--- Action item ---
Please filter the data down to the lines that include the word "this" and copy them.

--- Data to examine ---
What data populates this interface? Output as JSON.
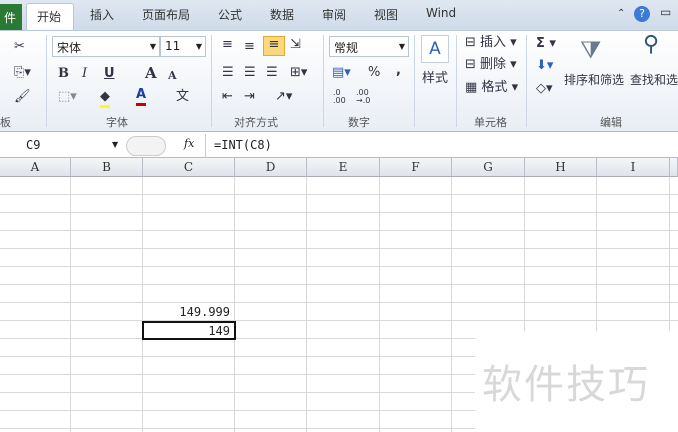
{
  "tabs": {
    "file": "件",
    "items": [
      "开始",
      "插入",
      "页面布局",
      "公式",
      "数据",
      "审阅",
      "视图",
      "Wind"
    ]
  },
  "ribbon": {
    "font_name": "宋体",
    "font_size": "11",
    "number_format": "常规",
    "groups": {
      "clipboard": "板",
      "font": "字体",
      "alignment": "对齐方式",
      "number": "数字",
      "cells": "单元格",
      "editing": "编辑"
    },
    "styles": "样式",
    "insert": "插入",
    "delete": "删除",
    "format": "格式",
    "sort_filter": "排序和筛选",
    "find_select": "查找和选",
    "percent": "%",
    "comma": ",",
    "bold": "B",
    "italic": "I",
    "underline": "U",
    "grow": "A",
    "shrink": "A",
    "font_color": "A",
    "phonetic": "文",
    "sigma": "Σ",
    "inc_dec": ".0\n.00",
    "dec_dec": ".00\n→.0"
  },
  "formula_bar": {
    "name_box": "C9",
    "fx": "fx",
    "formula": "=INT(C8)"
  },
  "columns": [
    "A",
    "B",
    "C",
    "D",
    "E",
    "F",
    "G",
    "H",
    "I"
  ],
  "cells": {
    "C8": "149.999",
    "C9": "149"
  },
  "watermark": "软件技巧"
}
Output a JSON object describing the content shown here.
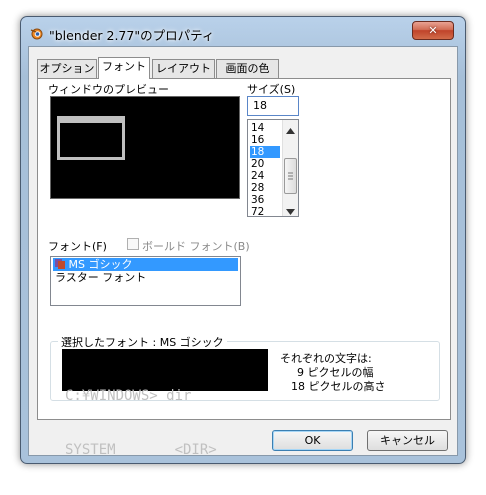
{
  "window": {
    "title": "\"blender 2.77\"のプロパティ",
    "close_glyph": "✕"
  },
  "tabs": [
    {
      "label": "オプション",
      "active": false
    },
    {
      "label": "フォント",
      "active": true
    },
    {
      "label": "レイアウト",
      "active": false
    },
    {
      "label": "画面の色",
      "active": false
    }
  ],
  "preview": {
    "label": "ウィンドウのプレビュー"
  },
  "size": {
    "label": "サイズ(S)",
    "value": "18",
    "options": [
      "14",
      "16",
      "18",
      "20",
      "24",
      "28",
      "36",
      "72"
    ],
    "selected": "18"
  },
  "font": {
    "label": "フォント(F)",
    "bold_label": "ボールド フォント(B)",
    "bold_checked": false,
    "options": [
      "MS ゴシック",
      "ラスター フォント"
    ],
    "selected": "MS ゴシック"
  },
  "selected_font": {
    "title": "選択したフォント : MS ゴシック",
    "sample_line1": "C:¥WINDOWS> dir",
    "sample_line2": "SYSTEM       <DIR>",
    "info_heading": "それぞれの文字は:",
    "info_width": "9 ピクセルの幅",
    "info_height": "18 ピクセルの高さ"
  },
  "buttons": {
    "ok": "OK",
    "cancel": "キャンセル"
  },
  "colors": {
    "selection": "#3399ff",
    "close_button": "#c0432a"
  }
}
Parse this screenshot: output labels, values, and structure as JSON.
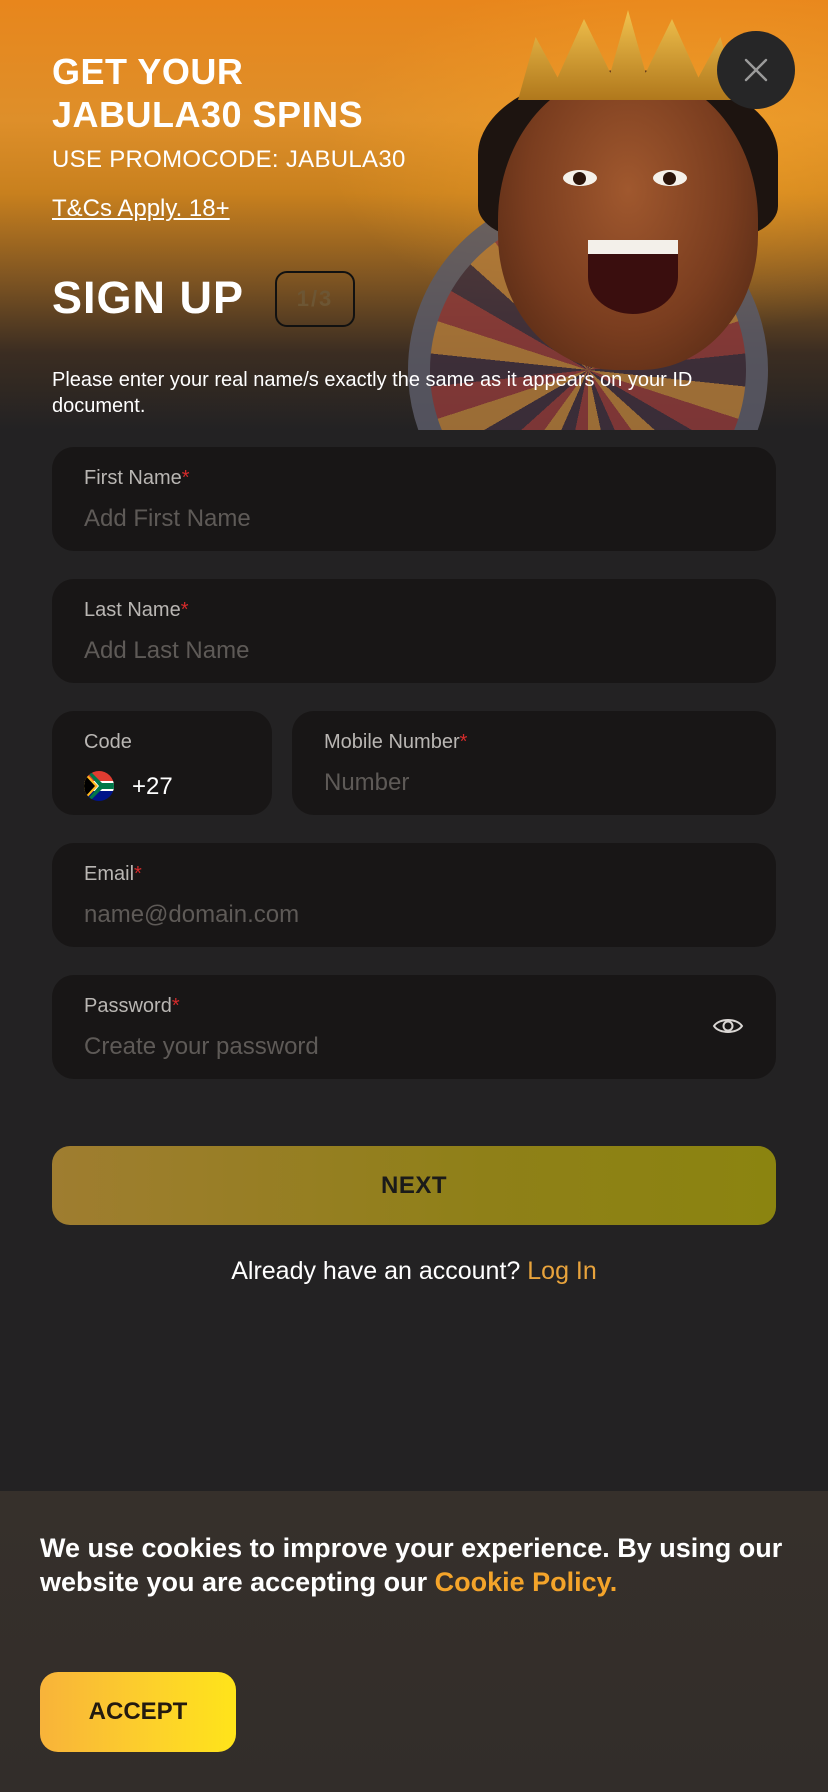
{
  "promo": {
    "title_line1": "GET YOUR",
    "title_line2": "JABULA30 SPINS",
    "code_text": "USE PROMOCODE: JABULA30",
    "terms_link": "T&Cs Apply. 18+"
  },
  "signup": {
    "title": "SIGN UP",
    "step": "1/3",
    "info": "Please enter your real name/s exactly the same as it appears on your ID document."
  },
  "form": {
    "first_name": {
      "label": "First Name",
      "required_mark": "*",
      "placeholder": "Add First Name"
    },
    "last_name": {
      "label": "Last Name",
      "required_mark": "*",
      "placeholder": "Add Last Name"
    },
    "code": {
      "label": "Code",
      "value": "+27",
      "flag_icon": "south-africa-flag-icon"
    },
    "mobile": {
      "label": "Mobile Number",
      "required_mark": "*",
      "placeholder": "Number"
    },
    "email": {
      "label": "Email",
      "required_mark": "*",
      "placeholder": "name@domain.com"
    },
    "password": {
      "label": "Password",
      "required_mark": "*",
      "placeholder": "Create your password",
      "toggle_icon": "eye-icon"
    },
    "next_label": "NEXT"
  },
  "login": {
    "prompt": "Already have an account?",
    "link": "Log In"
  },
  "cookie": {
    "text": "We use cookies to improve your experience. By using our website you are accepting our",
    "link": "Cookie Policy.",
    "accept_label": "ACCEPT"
  },
  "colors": {
    "accent": "#e8a33c",
    "required": "#d42b2b",
    "background": "#232223",
    "field_bg": "#181616"
  }
}
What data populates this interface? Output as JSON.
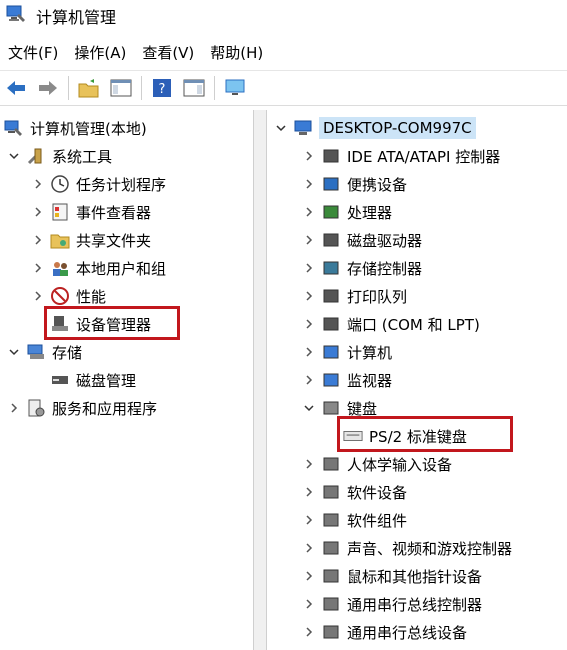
{
  "window": {
    "title": "计算机管理"
  },
  "menu": [
    "文件(F)",
    "操作(A)",
    "查看(V)",
    "帮助(H)"
  ],
  "toolbar": {
    "buttons": [
      "back-arrow-icon",
      "forward-arrow-icon",
      "up-folder-icon",
      "show-hide-tree-icon",
      "help-icon",
      "action-pane-icon",
      "monitor-icon"
    ]
  },
  "left_tree": {
    "root": "计算机管理(本地)",
    "system_tools": "系统工具",
    "items": [
      "任务计划程序",
      "事件查看器",
      "共享文件夹",
      "本地用户和组",
      "性能",
      "设备管理器"
    ],
    "storage": "存储",
    "disk_mgmt": "磁盘管理",
    "services": "服务和应用程序"
  },
  "right_tree": {
    "root": "DESKTOP-COM997C",
    "categories": [
      "IDE ATA/ATAPI 控制器",
      "便携设备",
      "处理器",
      "磁盘驱动器",
      "存储控制器",
      "打印队列",
      "端口 (COM 和 LPT)",
      "计算机",
      "监视器",
      "键盘"
    ],
    "keyboard_child": "PS/2 标准键盘",
    "categories_after": [
      "人体学输入设备",
      "软件设备",
      "软件组件",
      "声音、视频和游戏控制器",
      "鼠标和其他指针设备",
      "通用串行总线控制器",
      "通用串行总线设备"
    ]
  },
  "colors": {
    "highlight_box": "#c2171d",
    "selection": "#cce4f7"
  }
}
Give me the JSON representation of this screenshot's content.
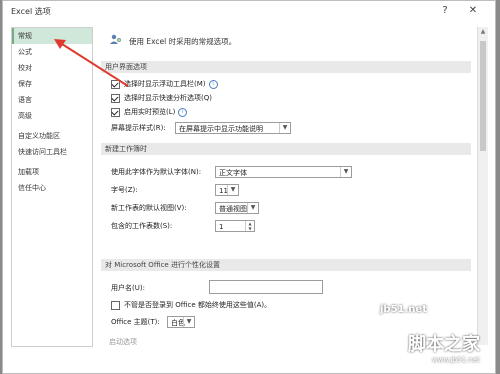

--- Task answer ---
What data populates this interface? Output as JSON.
Parse this screenshot: output labels, values, and structure as JSON.
What data populates this interface? Output as JSON.
Give me the JSON representation of this screenshot's content.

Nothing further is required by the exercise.